Finding your Flexibility
…and no, I don’t mean learning to do the splits.
When it comes to our minds, we often fall back on associations that we’ve learned, rules that we (and others) have set up, and a lot of “should” and “should nots”.
It makes sense, as our minds are amazing connection makers, and are built to learn quickly from mistakes. Burn yourself on a hot stove? New rule entered: DO NOT TOUCH HOT STOVE.
Sure, I can get behind this rule, because…safety, but what happens when our minds create rigid rules for other areas of our life? Well, our minds often do, and the result can be a lot of stress, self-judgment, punishment, feeling “less than”, and life limitations.
Taking into consideration how our minds naturally operate, it would be impossible to turn off their connection-making abilities, and it probably wouldn’t be in our best interest. However, learning to add some flexibility and hold our ideas, rules, thoughts, and feelings more lightly, can go a long way toward reducing pressure and giving us some much-needed breathing space.

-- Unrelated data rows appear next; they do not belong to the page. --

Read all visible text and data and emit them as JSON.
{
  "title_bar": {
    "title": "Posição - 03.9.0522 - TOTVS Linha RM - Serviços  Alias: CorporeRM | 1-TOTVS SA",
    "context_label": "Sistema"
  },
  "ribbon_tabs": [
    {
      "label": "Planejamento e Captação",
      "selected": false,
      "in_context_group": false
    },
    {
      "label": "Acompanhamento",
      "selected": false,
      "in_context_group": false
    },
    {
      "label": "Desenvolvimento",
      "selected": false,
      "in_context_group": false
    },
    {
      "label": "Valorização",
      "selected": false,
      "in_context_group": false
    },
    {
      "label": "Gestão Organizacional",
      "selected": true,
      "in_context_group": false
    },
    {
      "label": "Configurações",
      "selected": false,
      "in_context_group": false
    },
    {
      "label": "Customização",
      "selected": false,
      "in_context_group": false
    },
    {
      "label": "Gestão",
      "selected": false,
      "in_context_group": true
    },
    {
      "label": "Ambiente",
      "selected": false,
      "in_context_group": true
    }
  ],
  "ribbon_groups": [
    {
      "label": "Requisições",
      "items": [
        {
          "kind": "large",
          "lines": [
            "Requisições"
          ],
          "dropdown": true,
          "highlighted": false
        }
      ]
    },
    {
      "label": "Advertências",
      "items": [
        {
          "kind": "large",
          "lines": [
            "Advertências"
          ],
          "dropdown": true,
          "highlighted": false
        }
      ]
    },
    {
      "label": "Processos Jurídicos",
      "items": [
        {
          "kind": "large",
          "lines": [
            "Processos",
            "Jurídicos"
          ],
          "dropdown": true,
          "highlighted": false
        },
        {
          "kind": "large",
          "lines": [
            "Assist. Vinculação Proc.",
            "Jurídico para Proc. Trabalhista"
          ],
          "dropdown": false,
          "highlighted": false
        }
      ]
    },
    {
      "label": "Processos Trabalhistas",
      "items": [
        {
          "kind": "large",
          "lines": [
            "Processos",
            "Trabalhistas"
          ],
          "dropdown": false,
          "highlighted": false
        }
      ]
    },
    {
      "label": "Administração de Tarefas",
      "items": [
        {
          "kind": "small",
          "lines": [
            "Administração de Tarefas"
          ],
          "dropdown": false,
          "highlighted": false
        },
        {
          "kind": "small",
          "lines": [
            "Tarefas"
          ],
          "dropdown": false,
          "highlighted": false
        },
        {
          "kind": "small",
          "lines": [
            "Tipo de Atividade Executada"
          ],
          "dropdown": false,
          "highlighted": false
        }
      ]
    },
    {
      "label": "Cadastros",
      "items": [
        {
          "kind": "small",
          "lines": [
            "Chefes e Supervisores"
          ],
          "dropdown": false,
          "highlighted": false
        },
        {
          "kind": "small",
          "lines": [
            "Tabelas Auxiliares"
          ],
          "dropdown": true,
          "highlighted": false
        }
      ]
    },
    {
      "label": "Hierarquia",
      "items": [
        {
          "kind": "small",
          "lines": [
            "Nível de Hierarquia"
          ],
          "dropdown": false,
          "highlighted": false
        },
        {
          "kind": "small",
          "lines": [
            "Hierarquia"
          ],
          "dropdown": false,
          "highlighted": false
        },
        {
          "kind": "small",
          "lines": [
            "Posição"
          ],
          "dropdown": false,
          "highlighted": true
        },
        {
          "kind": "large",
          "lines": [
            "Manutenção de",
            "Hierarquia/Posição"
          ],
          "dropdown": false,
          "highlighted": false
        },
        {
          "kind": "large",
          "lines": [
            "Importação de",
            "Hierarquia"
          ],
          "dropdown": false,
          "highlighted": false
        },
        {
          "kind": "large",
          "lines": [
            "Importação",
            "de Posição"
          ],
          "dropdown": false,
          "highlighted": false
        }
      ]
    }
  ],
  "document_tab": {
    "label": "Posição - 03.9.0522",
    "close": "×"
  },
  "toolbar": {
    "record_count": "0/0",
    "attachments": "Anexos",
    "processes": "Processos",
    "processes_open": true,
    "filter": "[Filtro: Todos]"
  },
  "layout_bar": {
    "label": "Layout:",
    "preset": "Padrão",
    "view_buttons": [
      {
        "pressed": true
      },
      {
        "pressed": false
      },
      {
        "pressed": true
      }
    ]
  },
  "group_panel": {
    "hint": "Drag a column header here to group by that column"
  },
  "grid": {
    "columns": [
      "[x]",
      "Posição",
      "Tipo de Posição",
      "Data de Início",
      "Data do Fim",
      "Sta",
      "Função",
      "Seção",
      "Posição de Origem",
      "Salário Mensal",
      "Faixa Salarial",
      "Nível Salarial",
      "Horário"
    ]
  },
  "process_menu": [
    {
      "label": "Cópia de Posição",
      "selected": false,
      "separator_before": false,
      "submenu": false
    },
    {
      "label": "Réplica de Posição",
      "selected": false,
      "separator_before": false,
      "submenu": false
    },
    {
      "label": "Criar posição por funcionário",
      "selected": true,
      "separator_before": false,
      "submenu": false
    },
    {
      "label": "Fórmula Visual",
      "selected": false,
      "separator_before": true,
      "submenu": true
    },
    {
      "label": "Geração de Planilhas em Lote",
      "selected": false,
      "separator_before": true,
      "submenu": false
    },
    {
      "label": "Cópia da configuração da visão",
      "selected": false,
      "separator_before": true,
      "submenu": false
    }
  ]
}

In order to hold on to our thoughts and feelings a bit more lightly, we need to get some space between us and them and reconsider the role they play in our lives.
Thoughts and feelings can come on strong and fast, and contrary to what we sometimes think, they are largely outside of our explicit control. When we hold on too tightly, we find ourselves fused with them and we become one. When this happens, we approach our thoughts as facts, and our feelings as never changing and all knowing.
The trouble with this is our thoughts and feelings come and go, sometimes in a random fashion, and other times in a more predictable pattern. But either way, what we think and feel is transient.
Now, this isn’t to say that our thoughts and feelings aren’t valid or real, they are definitely both of those. But what they aren’t, are permanent, all knowing, or factual.
I’m in no way suggesting to ignore or disregard thoughts and feelings when they arise; after all, they’re often full of useful information. What I am suggesting, is finding new ways of engaging with them, through a more flexible, less rigid approach. Doing this can allow us to really hear our thoughts, and feel our feelings, and to take time to evaluate how useful they are and how they fit in with our values and goals. Slowing things down in this way can reduce stress and pressure, and create clarity and a sense of being grounded.
Here are a few ideas to try out that may help create more flexibility in your thinking and experiencing:
- Begin by simply noticing the types of thoughts, self-talk, and images that your mind conjures up, and pay attention to your reaction to them. Ideally this will be non-judgmental attention, which is simply noticing without labeling or judging.
- Notice if and when you are getting caught up in your thoughts, and try to stay with that experience as it’s happening. You can say it out loud to yourself, make note of it internally, or write it down – as long as you are stopping to notice that the thoughts are taking up a lot of mental energy and space. Simply noticing this process is a part of distancing yourself from it, and activating the observing part of your mind.
- Create some space by saying the words “I’m having the thought that…” followed by the thought you’re having. This is a quick strategy that adds in a preamble to whatever the thought is, creating slight distance between you and the thought itself.
- Notice that your thoughts and feelings don’t dictate your action. For instance, have you ever felt guilty or worried about something, and did it anyway? Realizing that we have a lot of power and control over what we do, even if our thoughts and feelings may sometimes try to convince us otherwise, can help us meet our inner world with flexibility.